WHAT IS BEING ASKED:
Exactly as they appear, output all of the entries.

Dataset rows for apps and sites
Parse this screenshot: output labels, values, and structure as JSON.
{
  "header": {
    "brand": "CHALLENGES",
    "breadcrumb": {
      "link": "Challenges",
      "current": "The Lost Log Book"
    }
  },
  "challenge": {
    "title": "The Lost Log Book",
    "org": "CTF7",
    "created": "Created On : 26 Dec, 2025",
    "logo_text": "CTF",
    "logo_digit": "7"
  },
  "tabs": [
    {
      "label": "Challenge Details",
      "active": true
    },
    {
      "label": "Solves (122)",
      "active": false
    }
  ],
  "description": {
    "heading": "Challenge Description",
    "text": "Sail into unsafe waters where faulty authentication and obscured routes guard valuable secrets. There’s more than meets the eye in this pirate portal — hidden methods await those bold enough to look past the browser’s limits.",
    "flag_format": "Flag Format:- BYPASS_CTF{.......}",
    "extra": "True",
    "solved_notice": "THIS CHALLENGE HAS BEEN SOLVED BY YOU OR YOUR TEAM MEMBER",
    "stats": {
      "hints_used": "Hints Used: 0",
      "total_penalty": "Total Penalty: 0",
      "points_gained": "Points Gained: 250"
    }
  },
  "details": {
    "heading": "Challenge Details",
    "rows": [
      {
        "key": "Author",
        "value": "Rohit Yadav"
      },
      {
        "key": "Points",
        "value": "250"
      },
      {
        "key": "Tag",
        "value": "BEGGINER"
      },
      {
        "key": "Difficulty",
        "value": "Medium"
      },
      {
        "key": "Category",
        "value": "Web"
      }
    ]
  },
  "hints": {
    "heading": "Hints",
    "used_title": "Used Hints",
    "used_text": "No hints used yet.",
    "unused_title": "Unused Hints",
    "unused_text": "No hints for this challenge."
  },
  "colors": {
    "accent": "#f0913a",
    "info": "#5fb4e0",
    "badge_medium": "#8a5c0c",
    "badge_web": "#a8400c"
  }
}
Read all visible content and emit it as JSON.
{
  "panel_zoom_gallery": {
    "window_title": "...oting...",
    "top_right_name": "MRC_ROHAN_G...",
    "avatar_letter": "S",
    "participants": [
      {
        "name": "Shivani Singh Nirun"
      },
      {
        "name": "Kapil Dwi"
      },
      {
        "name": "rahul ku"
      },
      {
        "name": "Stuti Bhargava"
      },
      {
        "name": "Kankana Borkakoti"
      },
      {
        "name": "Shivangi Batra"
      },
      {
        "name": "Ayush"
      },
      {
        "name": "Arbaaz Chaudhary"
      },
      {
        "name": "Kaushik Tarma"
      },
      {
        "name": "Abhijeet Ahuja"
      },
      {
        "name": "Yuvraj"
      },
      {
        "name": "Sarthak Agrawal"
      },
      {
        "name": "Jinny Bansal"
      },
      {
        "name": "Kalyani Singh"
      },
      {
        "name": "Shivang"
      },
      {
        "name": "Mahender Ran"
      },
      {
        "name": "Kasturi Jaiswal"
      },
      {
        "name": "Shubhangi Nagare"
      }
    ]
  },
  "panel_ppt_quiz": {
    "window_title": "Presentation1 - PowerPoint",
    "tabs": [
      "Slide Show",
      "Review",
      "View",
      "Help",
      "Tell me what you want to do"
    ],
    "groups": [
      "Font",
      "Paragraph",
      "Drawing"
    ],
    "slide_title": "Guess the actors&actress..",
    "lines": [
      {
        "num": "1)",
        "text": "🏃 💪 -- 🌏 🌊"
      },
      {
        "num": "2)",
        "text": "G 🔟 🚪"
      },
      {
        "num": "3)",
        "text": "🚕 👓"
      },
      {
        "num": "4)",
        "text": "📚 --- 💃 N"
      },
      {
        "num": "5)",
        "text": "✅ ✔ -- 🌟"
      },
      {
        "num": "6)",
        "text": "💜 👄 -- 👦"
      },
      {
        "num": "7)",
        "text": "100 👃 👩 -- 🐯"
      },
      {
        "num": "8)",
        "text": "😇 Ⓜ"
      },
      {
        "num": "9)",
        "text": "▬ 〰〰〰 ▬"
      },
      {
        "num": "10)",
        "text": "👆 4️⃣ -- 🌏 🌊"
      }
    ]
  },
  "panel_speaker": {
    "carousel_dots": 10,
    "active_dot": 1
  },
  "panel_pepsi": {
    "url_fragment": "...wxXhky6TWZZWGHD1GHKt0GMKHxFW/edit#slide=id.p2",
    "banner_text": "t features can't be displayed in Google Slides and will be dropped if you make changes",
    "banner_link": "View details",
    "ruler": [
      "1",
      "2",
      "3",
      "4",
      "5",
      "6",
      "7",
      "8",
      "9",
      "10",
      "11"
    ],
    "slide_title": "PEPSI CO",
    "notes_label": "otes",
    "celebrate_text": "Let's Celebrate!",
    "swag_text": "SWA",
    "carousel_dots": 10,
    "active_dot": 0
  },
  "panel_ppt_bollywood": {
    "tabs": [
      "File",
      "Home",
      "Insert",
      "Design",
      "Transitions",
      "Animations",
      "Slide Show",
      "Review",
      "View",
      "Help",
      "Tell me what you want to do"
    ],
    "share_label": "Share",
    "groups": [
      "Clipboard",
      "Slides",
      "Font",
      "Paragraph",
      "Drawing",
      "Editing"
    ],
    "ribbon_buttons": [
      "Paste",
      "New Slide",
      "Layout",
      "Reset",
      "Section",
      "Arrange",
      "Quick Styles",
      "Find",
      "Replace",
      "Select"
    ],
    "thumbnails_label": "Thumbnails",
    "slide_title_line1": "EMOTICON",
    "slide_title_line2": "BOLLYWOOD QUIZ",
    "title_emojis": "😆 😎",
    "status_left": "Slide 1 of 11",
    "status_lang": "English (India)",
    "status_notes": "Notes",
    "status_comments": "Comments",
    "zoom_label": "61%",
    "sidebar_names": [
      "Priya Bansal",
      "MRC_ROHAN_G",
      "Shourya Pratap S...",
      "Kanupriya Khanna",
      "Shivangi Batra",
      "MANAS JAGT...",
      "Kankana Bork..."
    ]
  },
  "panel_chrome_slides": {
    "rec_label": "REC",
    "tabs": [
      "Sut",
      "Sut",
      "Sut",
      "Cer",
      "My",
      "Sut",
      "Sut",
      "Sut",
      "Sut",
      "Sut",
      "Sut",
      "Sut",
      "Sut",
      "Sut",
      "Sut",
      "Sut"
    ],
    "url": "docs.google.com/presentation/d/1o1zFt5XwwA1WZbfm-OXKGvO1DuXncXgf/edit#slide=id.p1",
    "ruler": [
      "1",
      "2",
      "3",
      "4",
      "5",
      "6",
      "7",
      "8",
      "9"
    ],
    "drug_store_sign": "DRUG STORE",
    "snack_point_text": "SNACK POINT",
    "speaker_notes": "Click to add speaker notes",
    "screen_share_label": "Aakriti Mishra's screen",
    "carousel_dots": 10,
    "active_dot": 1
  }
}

REPLY TO THE EXERCISE:
Parse this screenshot: output labels, values, and structure as JSON.
{
  "header": {
    "brand": "CHALLENGES",
    "breadcrumb": {
      "link": "Challenges",
      "current": "The Lost Log Book"
    }
  },
  "challenge": {
    "title": "The Lost Log Book",
    "org": "CTF7",
    "created": "Created On : 26 Dec, 2025",
    "logo_text": "CTF",
    "logo_digit": "7"
  },
  "tabs": [
    {
      "label": "Challenge Details",
      "active": true
    },
    {
      "label": "Solves (122)",
      "active": false
    }
  ],
  "description": {
    "heading": "Challenge Description",
    "text": "Sail into unsafe waters where faulty authentication and obscured routes guard valuable secrets. There’s more than meets the eye in this pirate portal — hidden methods await those bold enough to look past the browser’s limits.",
    "flag_format": "Flag Format:- BYPASS_CTF{.......}",
    "extra": "True",
    "solved_notice": "THIS CHALLENGE HAS BEEN SOLVED BY YOU OR YOUR TEAM MEMBER",
    "stats": {
      "hints_used": "Hints Used: 0",
      "total_penalty": "Total Penalty: 0",
      "points_gained": "Points Gained: 250"
    }
  },
  "details": {
    "heading": "Challenge Details",
    "rows": [
      {
        "key": "Author",
        "value": "Rohit Yadav"
      },
      {
        "key": "Points",
        "value": "250"
      },
      {
        "key": "Tag",
        "value": "BEGGINER"
      },
      {
        "key": "Difficulty",
        "value": "Medium"
      },
      {
        "key": "Category",
        "value": "Web"
      }
    ]
  },
  "hints": {
    "heading": "Hints",
    "used_title": "Used Hints",
    "used_text": "No hints used yet.",
    "unused_title": "Unused Hints",
    "unused_text": "No hints for this challenge."
  },
  "colors": {
    "accent": "#f0913a",
    "info": "#5fb4e0",
    "badge_medium": "#8a5c0c",
    "badge_web": "#a8400c"
  }
}
Read all visible content and emit it as JSON.
{
  "panel_zoom_gallery": {
    "window_title": "...oting...",
    "top_right_name": "MRC_ROHAN_G...",
    "avatar_letter": "S",
    "participants": [
      {
        "name": "Shivani Singh Nirun"
      },
      {
        "name": "Kapil Dwi"
      },
      {
        "name": "rahul ku"
      },
      {
        "name": "Stuti Bhargava"
      },
      {
        "name": "Kankana Borkakoti"
      },
      {
        "name": "Shivangi Batra"
      },
      {
        "name": "Ayush"
      },
      {
        "name": "Arbaaz Chaudhary"
      },
      {
        "name": "Kaushik Tarma"
      },
      {
        "name": "Abhijeet Ahuja"
      },
      {
        "name": "Yuvraj"
      },
      {
        "name": "Sarthak Agrawal"
      },
      {
        "name": "Jinny Bansal"
      },
      {
        "name": "Kalyani Singh"
      },
      {
        "name": "Shivang"
      },
      {
        "name": "Mahender Ran"
      },
      {
        "name": "Kasturi Jaiswal"
      },
      {
        "name": "Shubhangi Nagare"
      }
    ]
  },
  "panel_ppt_quiz": {
    "window_title": "Presentation1 - PowerPoint",
    "tabs": [
      "Slide Show",
      "Review",
      "View",
      "Help",
      "Tell me what you want to do"
    ],
    "groups": [
      "Font",
      "Paragraph",
      "Drawing"
    ],
    "slide_title": "Guess the actors&actress..",
    "lines": [
      {
        "num": "1)",
        "text": "🏃 💪 -- 🌏 🌊"
      },
      {
        "num": "2)",
        "text": "G 🔟 🚪"
      },
      {
        "num": "3)",
        "text": "🚕 👓"
      },
      {
        "num": "4)",
        "text": "📚 --- 💃 N"
      },
      {
        "num": "5)",
        "text": "✅ ✔ -- 🌟"
      },
      {
        "num": "6)",
        "text": "💜 👄 -- 👦"
      },
      {
        "num": "7)",
        "text": "100 👃 👩 -- 🐯"
      },
      {
        "num": "8)",
        "text": "😇 Ⓜ"
      },
      {
        "num": "9)",
        "text": "▬ 〰〰〰 ▬"
      },
      {
        "num": "10)",
        "text": "👆 4️⃣ -- 🌏 🌊"
      }
    ]
  },
  "panel_speaker": {
    "carousel_dots": 10,
    "active_dot": 1
  },
  "panel_pepsi": {
    "url_fragment": "...wxXhky6TWZZWGHD1GHKt0GMKHxFW/edit#slide=id.p2",
    "banner_text": "t features can't be displayed in Google Slides and will be dropped if you make changes",
    "banner_link": "View details",
    "ruler": [
      "1",
      "2",
      "3",
      "4",
      "5",
      "6",
      "7",
      "8",
      "9",
      "10",
      "11"
    ],
    "slide_title": "PEPSI CO",
    "notes_label": "otes",
    "celebrate_text": "Let's Celebrate!",
    "swag_text": "SWA",
    "carousel_dots": 10,
    "active_dot": 0
  },
  "panel_ppt_bollywood": {
    "tabs": [
      "File",
      "Home",
      "Insert",
      "Design",
      "Transitions",
      "Animations",
      "Slide Show",
      "Review",
      "View",
      "Help",
      "Tell me what you want to do"
    ],
    "share_label": "Share",
    "groups": [
      "Clipboard",
      "Slides",
      "Font",
      "Paragraph",
      "Drawing",
      "Editing"
    ],
    "ribbon_buttons": [
      "Paste",
      "New Slide",
      "Layout",
      "Reset",
      "Section",
      "Arrange",
      "Quick Styles",
      "Find",
      "Replace",
      "Select"
    ],
    "thumbnails_label": "Thumbnails",
    "slide_title_line1": "EMOTICON",
    "slide_title_line2": "BOLLYWOOD QUIZ",
    "title_emojis": "😆 😎",
    "status_left": "Slide 1 of 11",
    "status_lang": "English (India)",
    "status_notes": "Notes",
    "status_comments": "Comments",
    "zoom_label": "61%",
    "sidebar_names": [
      "Priya Bansal",
      "MRC_ROHAN_G",
      "Shourya Pratap S...",
      "Kanupriya Khanna",
      "Shivangi Batra",
      "MANAS JAGT...",
      "Kankana Bork..."
    ]
  },
  "panel_chrome_slides": {
    "rec_label": "REC",
    "tabs": [
      "Sut",
      "Sut",
      "Sut",
      "Cer",
      "My",
      "Sut",
      "Sut",
      "Sut",
      "Sut",
      "Sut",
      "Sut",
      "Sut",
      "Sut",
      "Sut",
      "Sut",
      "Sut"
    ],
    "url": "docs.google.com/presentation/d/1o1zFt5XwwA1WZbfm-OXKGvO1DuXncXgf/edit#slide=id.p1",
    "ruler": [
      "1",
      "2",
      "3",
      "4",
      "5",
      "6",
      "7",
      "8",
      "9"
    ],
    "drug_store_sign": "DRUG STORE",
    "snack_point_text": "SNACK POINT",
    "speaker_notes": "Click to add speaker notes",
    "screen_share_label": "Aakriti Mishra's screen",
    "carousel_dots": 10,
    "active_dot": 1
  }
}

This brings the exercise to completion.